How quickly those jobs were added and how the gains compared to those achieved by their predecessors and peers is, however, the subject of intense debate between the rival presidential campaigns.
Romney has assailed Obama for an unemployment rate lingering above 8 percent and regularly blames him for a net loss of hundreds of thousands of jobs since taking office.
Obama has been hammering Romney for Massachusetts' 47 th out of 50 ranking in job growth when he was governor - a rate below the national average and lower than when he took office, dragged down by job losses early in his term.
But Republicans, in defending Romney's record, appear to be pushing a double standard - effectively claiming the governor should not be judged for the losses in his first year in office while President Obama should.
Romney campaign advisers insist Democrats' attack on Romney's performance while governor, as featured in a new Obama campaign TV ad, glosses over what was an upward employment trend on Massachusetts jobs between 2003 and 2007.
"They're averaging out over the four years so they're bringing down the gains of his fourthyear in office, which shows the real impact of his policies and diluting it with the first year in office when he came into office and it was 50 th in job creation," Romney adviser Ed Gillespie said on Fox News Sunday.
Labor Department data shows that in 2003, as Romney took office, Massachusetts ranked at the bottom of states in job creation. Four years later, it ranked 30th - an upward trend seemingly lost in the average 47th ranking for 2003-2007 when Romney was in office.
"@MittRomney inherited a bad economy AND MADE IT BETTER," Romney spokeswoman Andrea Saul said on Twitter. "Obama hasn't. 4.7% vs 8.2% unemployment. #BigDifference."
Democrats argue that if trends matter most - particularly to account for inherited economic losses - then the Romney campaign isn't giving Obama credit where it's due.

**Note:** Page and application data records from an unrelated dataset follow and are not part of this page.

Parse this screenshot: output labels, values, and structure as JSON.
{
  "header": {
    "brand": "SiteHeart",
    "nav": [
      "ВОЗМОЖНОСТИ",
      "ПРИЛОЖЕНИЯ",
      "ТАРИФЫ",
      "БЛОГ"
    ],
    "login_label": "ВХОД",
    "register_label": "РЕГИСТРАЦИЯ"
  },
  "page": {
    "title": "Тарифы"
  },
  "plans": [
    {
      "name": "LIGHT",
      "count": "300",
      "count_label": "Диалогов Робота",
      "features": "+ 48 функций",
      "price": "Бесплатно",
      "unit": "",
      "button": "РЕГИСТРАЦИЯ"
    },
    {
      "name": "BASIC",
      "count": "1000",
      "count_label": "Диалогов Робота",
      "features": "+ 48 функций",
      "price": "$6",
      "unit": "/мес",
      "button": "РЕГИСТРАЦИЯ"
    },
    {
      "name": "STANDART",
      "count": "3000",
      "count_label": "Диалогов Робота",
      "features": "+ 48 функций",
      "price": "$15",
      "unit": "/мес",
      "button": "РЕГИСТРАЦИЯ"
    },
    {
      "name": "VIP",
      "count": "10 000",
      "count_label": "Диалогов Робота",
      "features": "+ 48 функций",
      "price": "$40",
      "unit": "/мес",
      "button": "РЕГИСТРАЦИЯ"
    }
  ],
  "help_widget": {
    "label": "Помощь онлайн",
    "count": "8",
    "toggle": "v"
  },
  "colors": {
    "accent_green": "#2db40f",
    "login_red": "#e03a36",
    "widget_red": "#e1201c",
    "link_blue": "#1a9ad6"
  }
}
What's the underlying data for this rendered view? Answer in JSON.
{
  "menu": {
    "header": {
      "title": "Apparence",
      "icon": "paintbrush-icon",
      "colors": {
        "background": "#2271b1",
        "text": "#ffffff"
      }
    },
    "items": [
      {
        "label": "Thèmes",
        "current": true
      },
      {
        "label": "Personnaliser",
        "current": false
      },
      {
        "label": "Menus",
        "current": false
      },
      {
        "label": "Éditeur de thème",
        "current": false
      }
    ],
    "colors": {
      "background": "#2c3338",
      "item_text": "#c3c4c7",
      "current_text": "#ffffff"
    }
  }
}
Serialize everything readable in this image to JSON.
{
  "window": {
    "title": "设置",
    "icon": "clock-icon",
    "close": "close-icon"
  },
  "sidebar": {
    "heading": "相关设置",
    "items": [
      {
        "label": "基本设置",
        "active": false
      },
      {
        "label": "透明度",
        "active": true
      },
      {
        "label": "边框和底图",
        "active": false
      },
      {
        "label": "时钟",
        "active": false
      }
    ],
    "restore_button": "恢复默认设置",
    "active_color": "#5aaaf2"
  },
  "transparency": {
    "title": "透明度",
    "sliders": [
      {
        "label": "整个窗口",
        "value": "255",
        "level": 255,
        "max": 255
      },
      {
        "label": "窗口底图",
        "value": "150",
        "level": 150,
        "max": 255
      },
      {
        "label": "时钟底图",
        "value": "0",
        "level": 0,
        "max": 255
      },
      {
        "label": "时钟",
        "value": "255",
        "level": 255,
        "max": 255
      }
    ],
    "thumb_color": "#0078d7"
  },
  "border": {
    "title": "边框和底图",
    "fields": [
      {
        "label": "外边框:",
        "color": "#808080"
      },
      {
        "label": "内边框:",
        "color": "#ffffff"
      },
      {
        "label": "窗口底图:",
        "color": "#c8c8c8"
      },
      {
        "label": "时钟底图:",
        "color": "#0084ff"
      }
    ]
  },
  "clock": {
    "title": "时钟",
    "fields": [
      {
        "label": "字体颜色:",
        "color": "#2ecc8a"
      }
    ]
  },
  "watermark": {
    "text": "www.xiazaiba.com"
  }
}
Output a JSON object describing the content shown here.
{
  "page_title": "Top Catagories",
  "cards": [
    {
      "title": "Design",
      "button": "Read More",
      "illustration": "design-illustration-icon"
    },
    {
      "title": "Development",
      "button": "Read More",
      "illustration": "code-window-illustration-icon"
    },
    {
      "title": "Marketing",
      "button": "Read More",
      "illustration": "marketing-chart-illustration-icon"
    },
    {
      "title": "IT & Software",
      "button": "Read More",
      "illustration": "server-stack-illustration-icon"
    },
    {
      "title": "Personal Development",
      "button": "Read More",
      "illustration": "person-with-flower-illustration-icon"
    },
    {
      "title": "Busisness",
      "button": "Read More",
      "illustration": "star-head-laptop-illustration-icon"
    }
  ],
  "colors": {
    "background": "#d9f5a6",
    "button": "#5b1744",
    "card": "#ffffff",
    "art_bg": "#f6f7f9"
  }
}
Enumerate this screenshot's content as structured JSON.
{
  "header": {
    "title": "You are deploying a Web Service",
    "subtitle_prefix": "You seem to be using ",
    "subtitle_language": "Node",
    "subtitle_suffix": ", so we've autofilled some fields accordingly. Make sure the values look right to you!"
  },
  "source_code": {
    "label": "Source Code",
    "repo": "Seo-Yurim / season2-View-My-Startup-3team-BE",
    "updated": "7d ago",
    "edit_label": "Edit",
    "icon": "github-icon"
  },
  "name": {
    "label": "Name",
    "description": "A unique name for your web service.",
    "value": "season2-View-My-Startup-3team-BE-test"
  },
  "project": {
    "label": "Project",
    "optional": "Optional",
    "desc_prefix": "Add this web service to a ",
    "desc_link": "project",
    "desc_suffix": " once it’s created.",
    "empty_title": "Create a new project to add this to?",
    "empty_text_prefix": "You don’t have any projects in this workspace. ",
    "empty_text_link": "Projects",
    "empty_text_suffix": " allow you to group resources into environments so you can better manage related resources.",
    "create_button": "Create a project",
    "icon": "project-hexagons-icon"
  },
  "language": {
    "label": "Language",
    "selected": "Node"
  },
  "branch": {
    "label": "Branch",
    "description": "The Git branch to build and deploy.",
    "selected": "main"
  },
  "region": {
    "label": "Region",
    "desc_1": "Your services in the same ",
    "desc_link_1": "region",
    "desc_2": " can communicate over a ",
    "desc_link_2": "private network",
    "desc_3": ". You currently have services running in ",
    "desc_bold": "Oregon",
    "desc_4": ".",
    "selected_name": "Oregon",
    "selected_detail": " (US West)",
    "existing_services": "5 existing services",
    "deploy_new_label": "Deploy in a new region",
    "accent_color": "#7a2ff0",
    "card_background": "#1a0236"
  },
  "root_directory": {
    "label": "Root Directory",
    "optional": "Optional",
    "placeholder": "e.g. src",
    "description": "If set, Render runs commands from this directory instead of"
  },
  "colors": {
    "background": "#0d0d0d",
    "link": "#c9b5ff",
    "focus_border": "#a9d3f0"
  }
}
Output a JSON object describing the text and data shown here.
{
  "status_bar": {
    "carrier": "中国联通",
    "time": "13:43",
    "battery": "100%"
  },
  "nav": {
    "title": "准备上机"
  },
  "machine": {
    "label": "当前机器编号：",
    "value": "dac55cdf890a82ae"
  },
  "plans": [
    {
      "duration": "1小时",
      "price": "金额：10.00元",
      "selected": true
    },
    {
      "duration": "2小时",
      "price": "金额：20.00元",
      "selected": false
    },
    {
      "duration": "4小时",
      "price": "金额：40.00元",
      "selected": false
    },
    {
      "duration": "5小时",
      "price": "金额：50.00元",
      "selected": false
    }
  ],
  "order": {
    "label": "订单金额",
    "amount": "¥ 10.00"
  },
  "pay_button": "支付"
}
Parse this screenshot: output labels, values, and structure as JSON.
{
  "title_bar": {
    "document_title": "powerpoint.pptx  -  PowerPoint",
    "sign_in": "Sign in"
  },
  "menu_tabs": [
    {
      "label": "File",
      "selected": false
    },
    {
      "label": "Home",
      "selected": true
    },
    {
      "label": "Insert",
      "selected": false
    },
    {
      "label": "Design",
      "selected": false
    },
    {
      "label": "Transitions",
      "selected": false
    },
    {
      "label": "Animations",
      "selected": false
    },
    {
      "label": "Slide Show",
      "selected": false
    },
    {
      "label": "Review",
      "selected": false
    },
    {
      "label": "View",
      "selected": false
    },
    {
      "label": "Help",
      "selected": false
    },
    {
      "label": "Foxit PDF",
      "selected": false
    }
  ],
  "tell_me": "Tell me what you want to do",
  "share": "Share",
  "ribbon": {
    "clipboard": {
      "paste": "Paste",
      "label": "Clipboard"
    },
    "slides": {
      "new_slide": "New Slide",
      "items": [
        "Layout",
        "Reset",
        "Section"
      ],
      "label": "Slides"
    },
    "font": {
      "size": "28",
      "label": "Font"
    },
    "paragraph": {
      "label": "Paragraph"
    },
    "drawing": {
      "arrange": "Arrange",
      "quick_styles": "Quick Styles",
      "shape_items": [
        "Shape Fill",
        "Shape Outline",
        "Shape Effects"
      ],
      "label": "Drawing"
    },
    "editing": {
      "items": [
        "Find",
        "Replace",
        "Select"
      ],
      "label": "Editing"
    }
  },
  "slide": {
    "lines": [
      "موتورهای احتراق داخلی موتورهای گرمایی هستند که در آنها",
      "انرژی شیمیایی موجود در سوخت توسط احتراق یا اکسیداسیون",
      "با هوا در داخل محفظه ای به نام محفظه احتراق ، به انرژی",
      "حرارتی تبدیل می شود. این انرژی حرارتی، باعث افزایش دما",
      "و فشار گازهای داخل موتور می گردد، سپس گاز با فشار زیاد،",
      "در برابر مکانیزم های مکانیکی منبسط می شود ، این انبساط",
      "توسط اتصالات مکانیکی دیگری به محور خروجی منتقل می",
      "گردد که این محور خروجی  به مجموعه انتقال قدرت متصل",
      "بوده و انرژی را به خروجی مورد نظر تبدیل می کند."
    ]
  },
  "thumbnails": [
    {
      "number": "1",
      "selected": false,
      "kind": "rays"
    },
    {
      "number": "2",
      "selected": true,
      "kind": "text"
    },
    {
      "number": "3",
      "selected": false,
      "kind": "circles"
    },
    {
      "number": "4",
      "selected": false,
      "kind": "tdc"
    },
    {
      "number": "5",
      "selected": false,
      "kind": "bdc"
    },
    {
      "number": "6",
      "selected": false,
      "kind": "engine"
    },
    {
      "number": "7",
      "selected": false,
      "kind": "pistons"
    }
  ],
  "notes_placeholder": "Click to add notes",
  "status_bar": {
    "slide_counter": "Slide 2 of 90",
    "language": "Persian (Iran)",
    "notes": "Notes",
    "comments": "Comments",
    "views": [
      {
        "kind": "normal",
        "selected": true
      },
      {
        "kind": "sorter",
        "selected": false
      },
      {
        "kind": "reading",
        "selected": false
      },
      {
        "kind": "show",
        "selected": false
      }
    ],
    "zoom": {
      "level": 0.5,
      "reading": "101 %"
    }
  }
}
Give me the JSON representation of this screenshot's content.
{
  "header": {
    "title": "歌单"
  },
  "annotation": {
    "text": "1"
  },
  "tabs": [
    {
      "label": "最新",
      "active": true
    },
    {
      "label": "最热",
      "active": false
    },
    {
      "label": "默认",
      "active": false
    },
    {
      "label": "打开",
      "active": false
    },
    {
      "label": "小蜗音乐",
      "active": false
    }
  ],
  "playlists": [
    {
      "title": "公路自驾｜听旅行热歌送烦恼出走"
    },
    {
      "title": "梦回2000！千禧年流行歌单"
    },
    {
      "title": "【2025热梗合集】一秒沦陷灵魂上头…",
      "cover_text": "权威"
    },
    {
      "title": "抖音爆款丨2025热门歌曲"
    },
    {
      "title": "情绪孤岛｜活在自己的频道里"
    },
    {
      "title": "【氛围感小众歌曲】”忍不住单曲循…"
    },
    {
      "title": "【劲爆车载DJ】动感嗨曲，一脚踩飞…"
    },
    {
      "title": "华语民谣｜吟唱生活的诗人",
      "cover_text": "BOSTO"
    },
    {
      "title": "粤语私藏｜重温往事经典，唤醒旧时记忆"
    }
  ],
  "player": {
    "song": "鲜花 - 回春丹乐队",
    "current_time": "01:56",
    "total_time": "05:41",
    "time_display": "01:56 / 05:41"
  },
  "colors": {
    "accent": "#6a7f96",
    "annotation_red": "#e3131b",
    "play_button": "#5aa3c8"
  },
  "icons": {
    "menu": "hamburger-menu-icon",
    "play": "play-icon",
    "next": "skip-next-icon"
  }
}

"They use a different standard to assess President Obama's record," says deputy Obama campaign manager Stephanie Cutter in a new web video. "We know he inherited an economy exponentially worse than what Mitt Romney inherited. Yet these same people blame the president for job losses that occurred in January 2009 - the very month he was inaugurated and months before any of his policies took place.
"The hypocrisy is breathtaking, even for Romney," she says.
The U.S. economy - in the middle of an 18-month recession - shed 800,000 jobs the month Obama took office and several months that followed. Since March 2010, it has added private sector jobs each month, totaling 4.3 million jobs over 27 months, according to Labor Department data.
While Obama took office with unemployment at 7.8 percent, it was quickly on the climb, reaching 10 percent in October 2009 at the height of the recession. Since the February 2009 Recovery Act took effect and other economic stimulus measures followed, unemployment has slowly declined, now holding at 8.2 percent last month.
"President Obama took office in the midst of the worst recession since the Great Depression. The country had lost nearly 4 million jobs in the six months before he took office," Cutter says. "So the question really is, are they kidding? Or, do they expect people to take this seriously?"
While the campaigns duke it out over jobs records, however, voters may be more focused on whether they personally have a job and what the candidates' plans mean for their future.
According to the most recent ABC News/Washington Post poll, 52 percent of Americans said the economy is the single most important issue in their vote with preferences for Obama and Romney dividing along economic sentiment.
Among voters who are more hopeful than anxious about the country's economic future, Obama leads Romney, 59 to 37 percent. Those who are more anxious prefer Romney, 61 to 33. (Fifty-seven percent of registered voters identify as more hopeful, according to the poll.)
A similar dynamic is seen among voters when asked about their view of the jobs picture in their area. The more jobs are seen as available, the more likely voters are to back Obama. Those who see a "very" difficult job picture back Romney, 63 to 33 percent.